It is here that I wish to postulate ‘racial violence exemplified in the contest of the poor’ as we have witnessed a day after Workers day in South Africa’s biggest Coloured township does not manifest in the spaces where the ruling class lives, transact and play, for here the borders and boundaries have been set informed by ownership of means or a sharing therein as the ruling class permits.




Therefore, these incidents have political meaning, they never dislocated from the bigger picture reality of what South Africa has always been.  They also do not take place devoid of a context and an undeniable reality of the elusive economic dream and the glaring anomalies and failures of economic redress the victims of apartheid had hoped for.  In the case of the Mitchells Plain and Siqalo communities poverty is a common denominator, the binding factor yet at the same time the jet fuel for violent uprise at any time.



What divides these communities?

Their socio-economic context of the said communities plays out against the backdrop of a historical political reality that to large extent continues twenty-four years into democracy, almost concretized in foreverness. For the communities of Mitchell’s Plain and Siqalo, nothing significant has changed from 1993 to 2018. They still poor, their material conditions that make life possible remains as challenging as back then and the reality of a diluted institutionalised racism and discrimination slightly differently defined because the Democratic Alliance now rules, therefore, that apartheid extended a superior identity of white are still in charge.

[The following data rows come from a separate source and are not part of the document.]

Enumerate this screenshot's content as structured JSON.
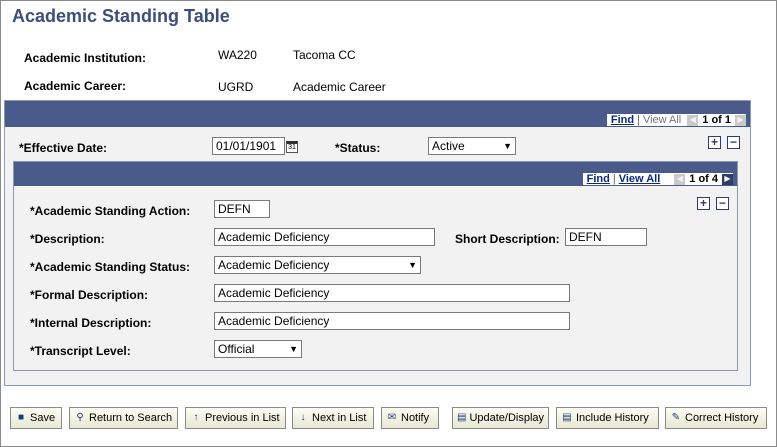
{
  "page": {
    "title": "Academic Standing Table"
  },
  "header": {
    "institution_label": "Academic Institution:",
    "institution_code": "WA220",
    "institution_name": "Tacoma CC",
    "career_label": "Academic Career:",
    "career_code": "UGRD",
    "career_name": "Academic Career"
  },
  "outer": {
    "find": "Find",
    "view_all": "View All",
    "count": "1 of 1",
    "effective_date_label": "*Effective Date:",
    "effective_date": "01/01/1901",
    "status_label": "*Status:",
    "status": "Active"
  },
  "inner": {
    "find": "Find",
    "view_all": "View All",
    "count": "1 of 4",
    "action_label": "*Academic Standing Action:",
    "action": "DEFN",
    "description_label": "*Description:",
    "description": "Academic Deficiency",
    "short_desc_label": "Short Description:",
    "short_desc": "DEFN",
    "standing_status_label": "*Academic Standing Status:",
    "standing_status": "Academic Deficiency",
    "formal_desc_label": "*Formal Description:",
    "formal_desc": "Academic Deficiency",
    "internal_desc_label": "*Internal Description:",
    "internal_desc": "Academic Deficiency",
    "transcript_level_label": "*Transcript Level:",
    "transcript_level": "Official"
  },
  "toolbar": {
    "save": "Save",
    "return_to_search": "Return to Search",
    "previous_in_list": "Previous in List",
    "next_in_list": "Next in List",
    "notify": "Notify",
    "update_display": "Update/Display",
    "include_history": "Include History",
    "correct_history": "Correct History"
  },
  "colors": {
    "title": "#3b4f7a",
    "bar": "#4a5a8a",
    "link": "#0a2a7a"
  },
  "icons": {
    "calendar": "calendar-icon",
    "add": "plus-icon",
    "delete": "minus-icon",
    "prev": "arrow-left-icon",
    "next": "arrow-right-icon",
    "dropdown": "chevron-down-icon"
  }
}
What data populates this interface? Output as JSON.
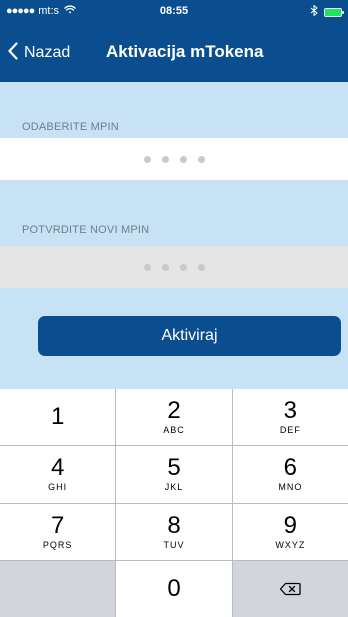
{
  "status_bar": {
    "carrier": "mt:s",
    "signal_dots": "●●●●●",
    "time": "08:55",
    "battery_level_percent": 100
  },
  "nav": {
    "back_label": "Nazad",
    "title": "Aktivacija mTokena"
  },
  "form": {
    "mpin_label": "ODABERITE MPIN",
    "confirm_label": "POTVRDITE NOVI MPIN",
    "activate_button": "Aktiviraj",
    "mpin_dot_count": 4,
    "confirm_dot_count": 4
  },
  "keypad": {
    "keys": [
      {
        "number": "1",
        "letters": ""
      },
      {
        "number": "2",
        "letters": "ABC"
      },
      {
        "number": "3",
        "letters": "DEF"
      },
      {
        "number": "4",
        "letters": "GHI"
      },
      {
        "number": "5",
        "letters": "JKL"
      },
      {
        "number": "6",
        "letters": "MNO"
      },
      {
        "number": "7",
        "letters": "PQRS"
      },
      {
        "number": "8",
        "letters": "TUV"
      },
      {
        "number": "9",
        "letters": "WXYZ"
      },
      {
        "number": "",
        "letters": ""
      },
      {
        "number": "0",
        "letters": ""
      }
    ]
  },
  "colors": {
    "header_blue": "#0b4e8f",
    "content_light_blue": "#c7e2f4",
    "field_gray": "#e5e5e5",
    "field_white": "#ffffff",
    "battery_green": "#1de560"
  },
  "icons": {
    "back": "chevron-left-icon",
    "wifi": "wifi-icon",
    "bluetooth": "bluetooth-icon",
    "battery": "battery-icon",
    "delete": "backspace-icon"
  }
}
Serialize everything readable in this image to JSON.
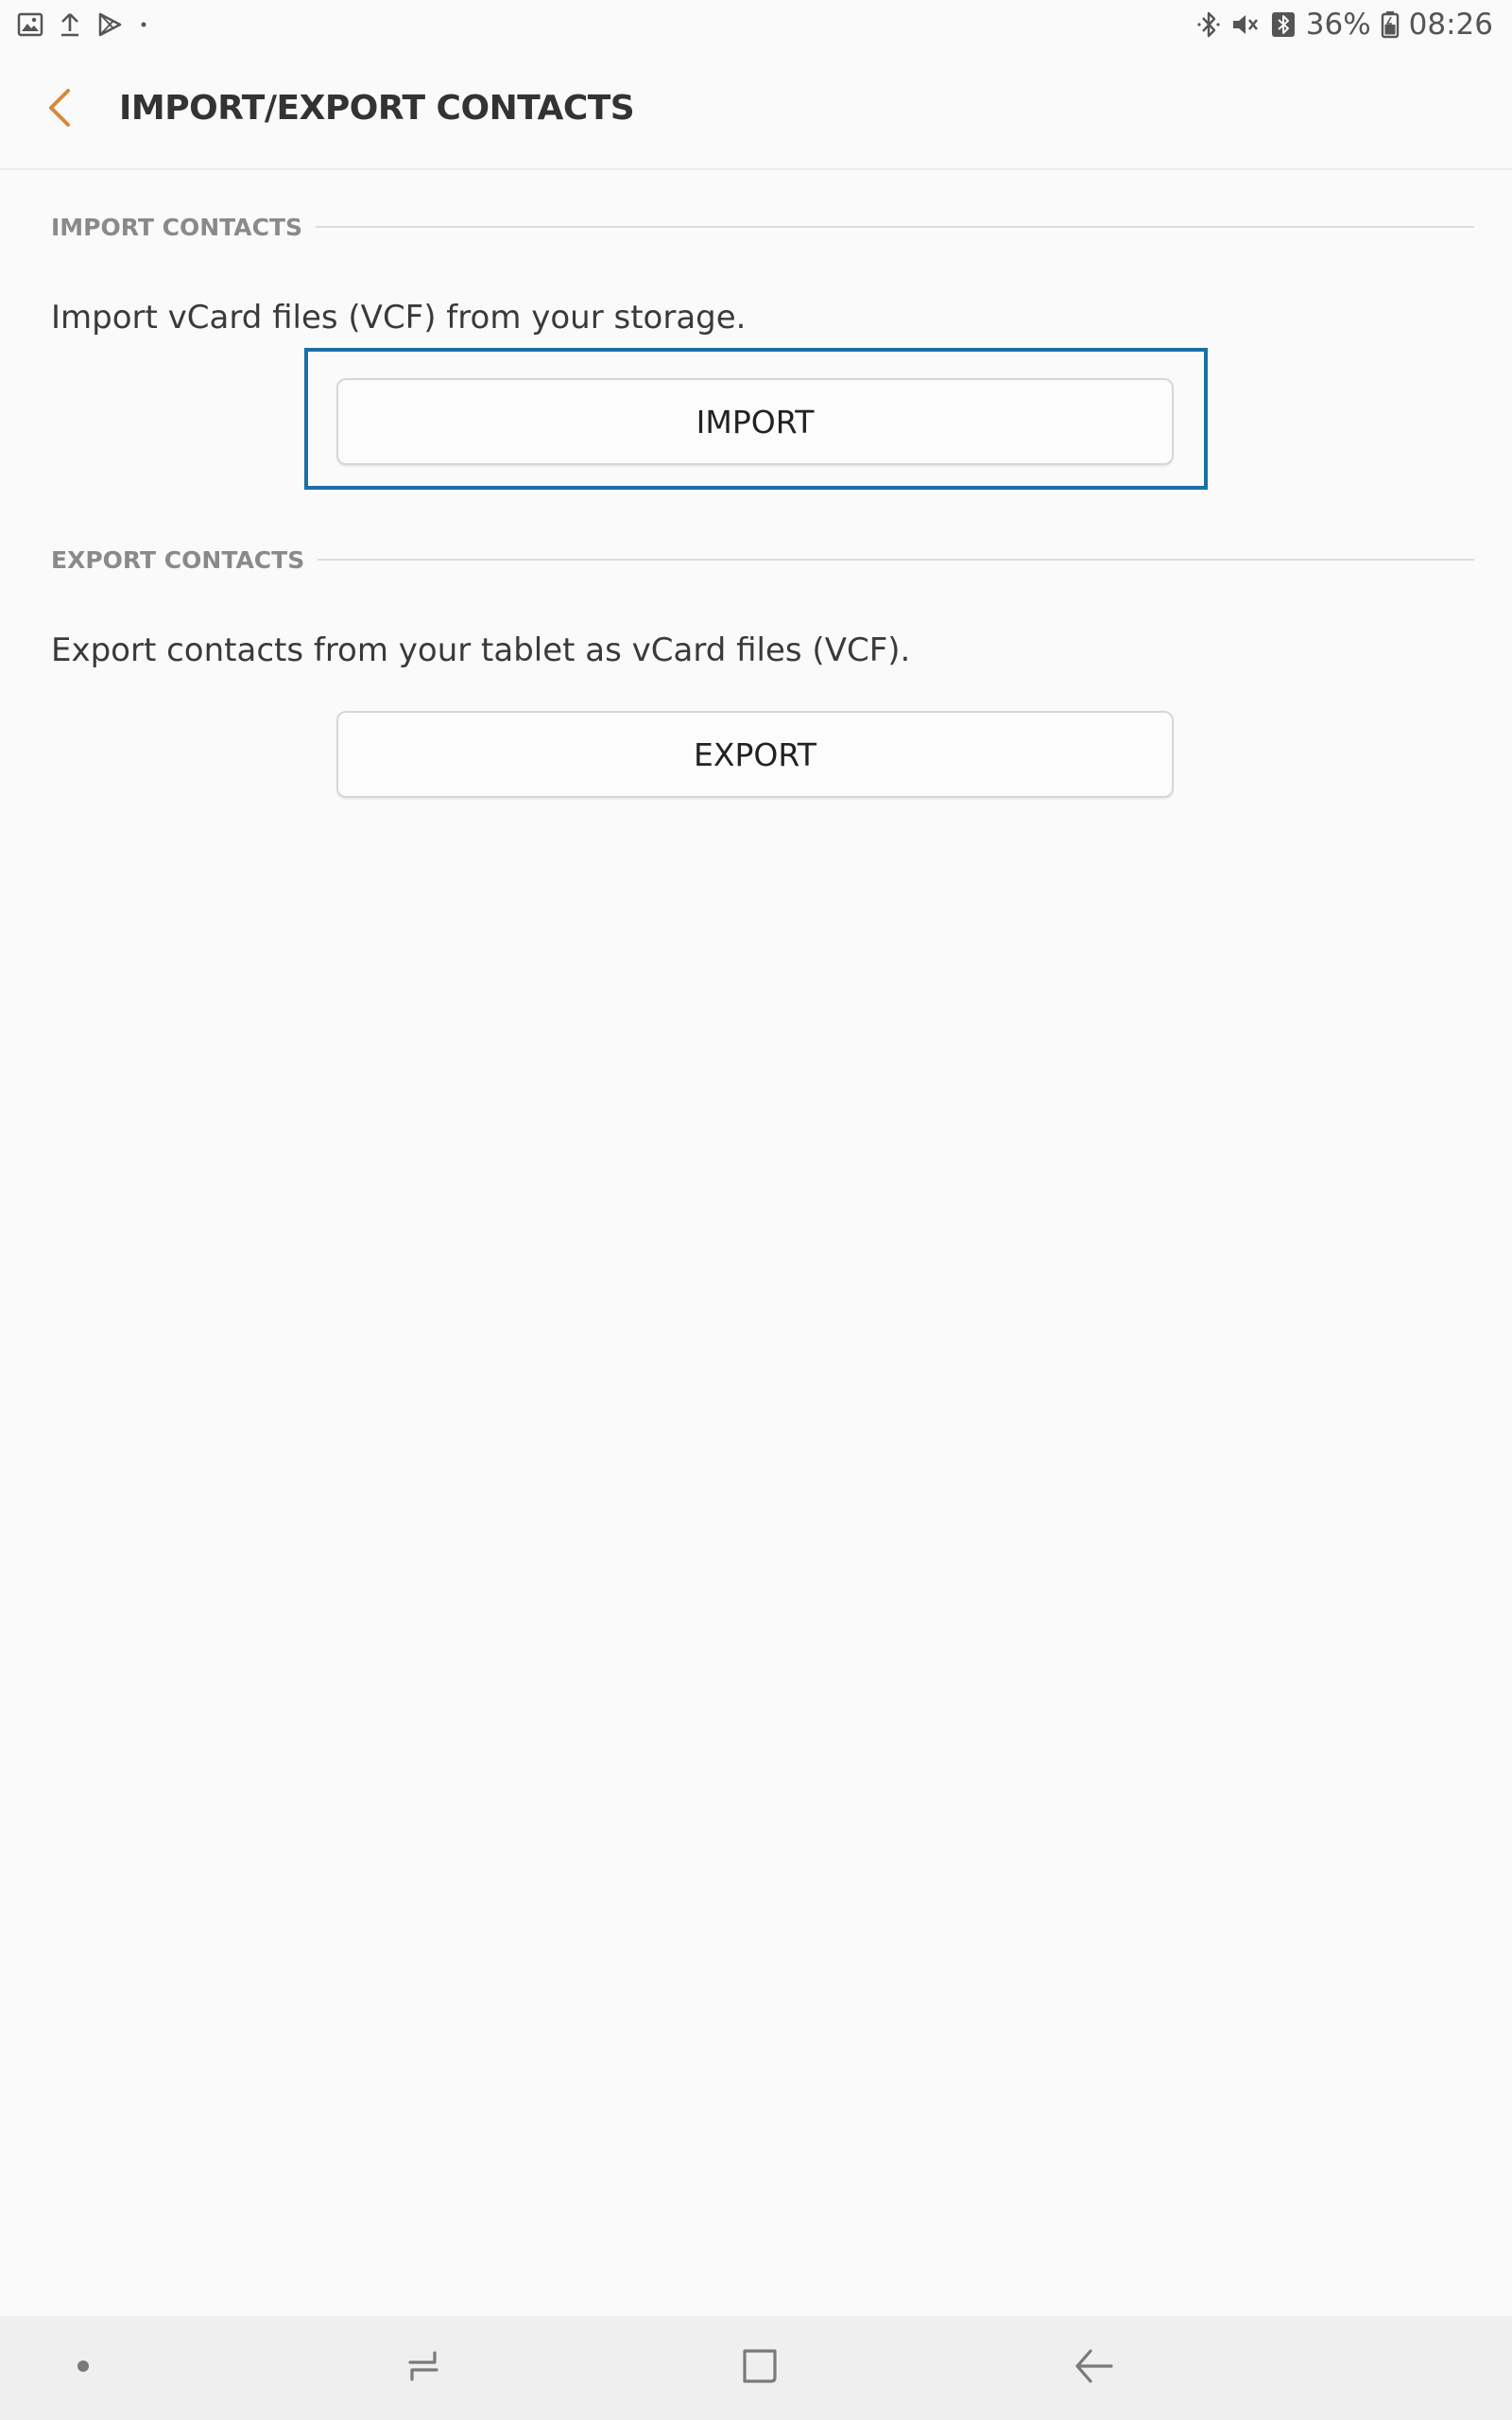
{
  "status_bar": {
    "battery_percent": "36%",
    "time": "08:26",
    "left_icons": [
      "gallery-icon",
      "upload-icon",
      "play-store-icon",
      "dot-icon"
    ],
    "right_icons": [
      "bluetooth-icon",
      "mute-icon",
      "bluetooth-box-icon",
      "battery-icon"
    ]
  },
  "app_bar": {
    "title": "IMPORT/EXPORT CONTACTS",
    "back_icon": "chevron-left-icon",
    "accent_color": "#d7893a"
  },
  "import_section": {
    "header": "IMPORT CONTACTS",
    "description": "Import vCard files (VCF) from your storage.",
    "button_label": "IMPORT",
    "focused": true,
    "focus_color": "#1a6fa6"
  },
  "export_section": {
    "header": "EXPORT CONTACTS",
    "description": "Export contacts from your tablet as vCard files (VCF).",
    "button_label": "EXPORT"
  },
  "nav_bar": {
    "buttons": [
      "dot-icon",
      "recents-icon",
      "home-icon",
      "back-arrow-icon"
    ]
  }
}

The same beneficiaries of colonialism and apartheid whites, the absent identity in Mitchell’s Plain and Siqalo under the DA is kept safe from this contest insulated just as in apartheid days, while their interest continues to be the focus of the political leadership of the DA.


Clyde N.S Ramalaine

Political Commentator & Writer